» TASK DESCRIPTION:
Every line that contains the word "HelloJava" is to be copied from the listing.

» DATA SUPPLIED:
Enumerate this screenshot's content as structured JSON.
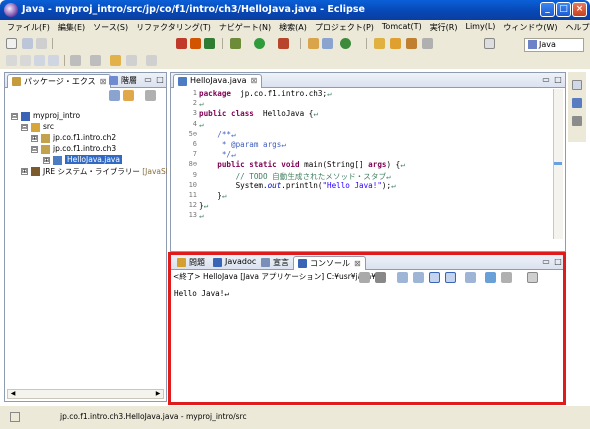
{
  "window": {
    "title": "Java - myproj_intro/src/jp/co/f1/intro/ch3/HelloJava.java - Eclipse",
    "minimize": "_",
    "maximize": "□",
    "close": "×"
  },
  "menu": [
    "ファイル(F)",
    "編集(E)",
    "ソース(S)",
    "リファクタリング(T)",
    "ナビゲート(N)",
    "検索(A)",
    "プロジェクト(P)",
    "Tomcat(T)",
    "実行(R)",
    "Limy(L)",
    "ウィンドウ(W)",
    "ヘルプ(H)"
  ],
  "perspective": {
    "label": "Java"
  },
  "package_explorer": {
    "tabs": [
      {
        "label": "パッケージ・エクス",
        "close": "⊠"
      },
      {
        "label": "階層"
      }
    ],
    "tree": [
      {
        "label": "myproj_intro",
        "expander": "⊟",
        "icon_color": "#3a64b5"
      },
      {
        "label": "src",
        "expander": "⊟",
        "icon_color": "#d6a63b"
      },
      {
        "label": "jp.co.f1.intro.ch2",
        "expander": "⊞",
        "icon_color": "#c2a24c"
      },
      {
        "label": "jp.co.f1.intro.ch3",
        "expander": "⊟",
        "icon_color": "#c2a24c"
      },
      {
        "label": "HelloJava.java",
        "expander": "⊞",
        "icon_color": "#4c7cc2",
        "selected": true
      },
      {
        "label": "JRE システム・ライブラリー",
        "suffix": "[JavaSE",
        "expander": "⊞",
        "icon_color": "#7b5a2e"
      }
    ]
  },
  "editor": {
    "tab": {
      "label": "HelloJava.java",
      "close": "⊠"
    },
    "lines": [
      {
        "n": "1",
        "parts": [
          [
            "kw",
            "package"
          ],
          [
            "",
            "  jp.co.f1.intro.ch3;"
          ],
          [
            "cm",
            "↵"
          ]
        ]
      },
      {
        "n": "2",
        "parts": [
          [
            "cm",
            "↵"
          ]
        ]
      },
      {
        "n": "3",
        "parts": [
          [
            "kw",
            "public class"
          ],
          [
            "",
            "  HelloJava {"
          ],
          [
            "cm",
            "↵"
          ]
        ]
      },
      {
        "n": "4",
        "parts": [
          [
            "cm",
            "↵"
          ]
        ]
      },
      {
        "n": "5⊖",
        "parts": [
          [
            "jd",
            "    /**↵"
          ]
        ]
      },
      {
        "n": "6",
        "parts": [
          [
            "jd",
            "     * @param args↵"
          ]
        ]
      },
      {
        "n": "7",
        "parts": [
          [
            "jd",
            "     */↵"
          ]
        ]
      },
      {
        "n": "8⊖",
        "parts": [
          [
            "kw",
            "    public static void"
          ],
          [
            "",
            " main(String[] "
          ],
          [
            "kw",
            "args"
          ],
          [
            "",
            ") {"
          ],
          [
            "cm",
            "↵"
          ]
        ]
      },
      {
        "n": "9",
        "parts": [
          [
            "cm",
            "        // TODO 自動生成されたメソッド・スタブ↵"
          ]
        ]
      },
      {
        "n": "10",
        "parts": [
          [
            "",
            "        System."
          ],
          [
            "it",
            "out"
          ],
          [
            "",
            ".println("
          ],
          [
            "str",
            "\"Hello Java!\""
          ],
          [
            "",
            ");"
          ],
          [
            "cm",
            "↵"
          ]
        ]
      },
      {
        "n": "11",
        "parts": [
          [
            "",
            "    }"
          ],
          [
            "cm",
            "↵"
          ]
        ]
      },
      {
        "n": "12",
        "parts": [
          [
            "",
            "}"
          ],
          [
            "cm",
            "↵"
          ]
        ]
      },
      {
        "n": "13",
        "parts": [
          [
            "cm",
            "↵"
          ]
        ]
      }
    ]
  },
  "console": {
    "tabs": [
      {
        "label": "問題"
      },
      {
        "label": "Javadoc"
      },
      {
        "label": "宣言"
      },
      {
        "label": "コンソール",
        "close": "⊠"
      }
    ],
    "header": "<終了> HelloJava [Java アプリケーション] C:¥usr¥java¥",
    "output": "Hello Java!↵"
  },
  "status": {
    "text": "jp.co.f1.intro.ch3.HelloJava.java - myproj_intro/src"
  }
}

» ANSWER SECTION:
    "title": "Java - myproj_intro/src/jp/co/f1/intro/ch3/HelloJava.java - Eclipse",
        "label": "HelloJava.java",
      "label": "HelloJava.java",
            "  HelloJava {"
    "header": "<終了> HelloJava [Java アプリケーション] C:¥usr¥java¥",
    "text": "jp.co.f1.intro.ch3.HelloJava.java - myproj_intro/src"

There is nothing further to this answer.